"Happily N'Ever After" is an animated feature about a fairy-tale kingdomtaken over by a gang of villains, trolls and ogres headed byCinderella's evil stepmother (voiced by Sigourney Weaver). Bad stepmomFrieda is determined to keep dreamy, put-upon Ella (Sarah Michelle Gellar) from any happy endings -- and, while she's at it, to mess thingsup for Sleeping Beauty, Rapunzel and Little Red Riding Hood, too.
Unfortunately, as Ella scampers around the kingdom with her friends andallies, trying to elude Frieda and somehow find her addled PrinceCharming (Patrick Warburton), the action gets wild, but the laughs andthe magic never really kick in.
The idea here, twisting an old fairy-tale script around and standing iton its head, obviously comes from "Shrek," a cracked, funny fantasy thatdelighted crowds at the Cannes Film Festival and then went on to capturethe mass American audience as well. But this movie is no "Shrek." (It'sno "Hoodwinked," either.) Written without much humor and visualizedwithout much pizzazz, "Happily" mostly has to rely on its snazzybig-star voice cast -- including Gellar's hubby Freddie Prinze Jr. asher love interest Rick, along with George Carlin, Andy Dick and Wallace Shawn -- to generate interest.
Part of the problem lies with the "Happily N'Ever After" script, whichis by Rob Moreland, with the mysterious credit "additional writing"assigned to Doug Langdale.
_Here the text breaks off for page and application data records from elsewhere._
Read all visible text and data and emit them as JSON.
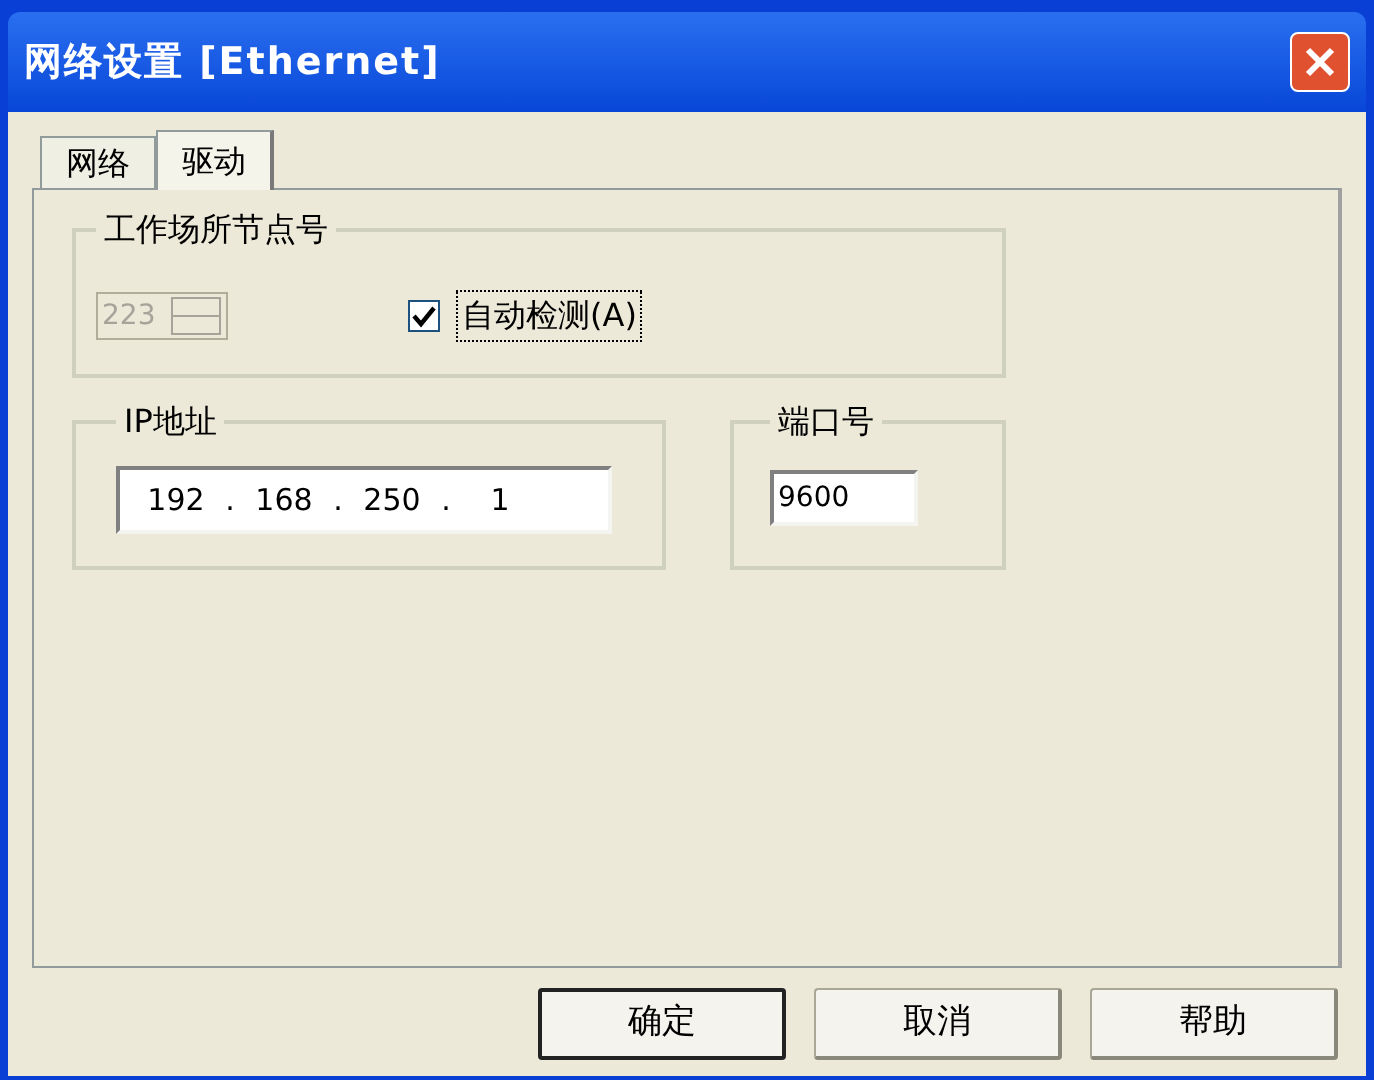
{
  "window": {
    "title": "网络设置 [Ethernet]"
  },
  "tabs": [
    {
      "label": "网络",
      "selected": false
    },
    {
      "label": "驱动",
      "selected": true
    }
  ],
  "node_group": {
    "label": "工作场所节点号",
    "spinner": {
      "value": "223",
      "disabled": true
    },
    "auto_detect": {
      "label": "自动检测(A)",
      "checked": true
    }
  },
  "ip_group": {
    "label": "IP地址",
    "octets": [
      "192",
      "168",
      "250",
      "1"
    ],
    "separator": "."
  },
  "port_group": {
    "label": "端口号",
    "value": "9600"
  },
  "buttons": [
    {
      "label": "确定",
      "default": true
    },
    {
      "label": "取消",
      "default": false
    },
    {
      "label": "帮助",
      "default": false
    }
  ]
}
Their story dubiously suggests that theclassic fairy tales, unspooling simultaneously, are all under thequality control of a hip Wizard (Carlin) who unwisely takes off for agolfing vacation, leaving everything in the hands of his bumblingassistants Munk (Shawn) and Mambo (Dick). Since the Wiz departs on theday of Charming's great ball, that leaves an opening for Frieda, whosteals the Wizard's magic staff, commandeers his crystal ball andinvites the dregs of fairy-tale land to invade the castle and back hertakeover.
All this is narrated by Rick, who, as a dishwasher in the palacekitchen, is Ella's equivalent underdog and worthier of her affectionthan the official prince, Warburton's Humperdink, with his goldentresses, empty head and granite jaw. (Rick is drawn like a prince too,but of the Tom Cruise variety.)
"Happily" was begun as an old-fashioned 2-D "flat" cartoon and thenswitched by producer John Williams (of "Shrek") and director Paul J.Bolger to 3-D during production. The style finally is an uncomfortableamalgam of both. I like the old 2-D format, which is great for comedyand would have been better for this movie. But "Happily N'Ever After,"with its pseudo-Shrekkeries, tries to be too many things -- and in toomany styles and dimensions -- at the same time. It doesn't end happilyever (or N'Ever) after, but not for want of trying.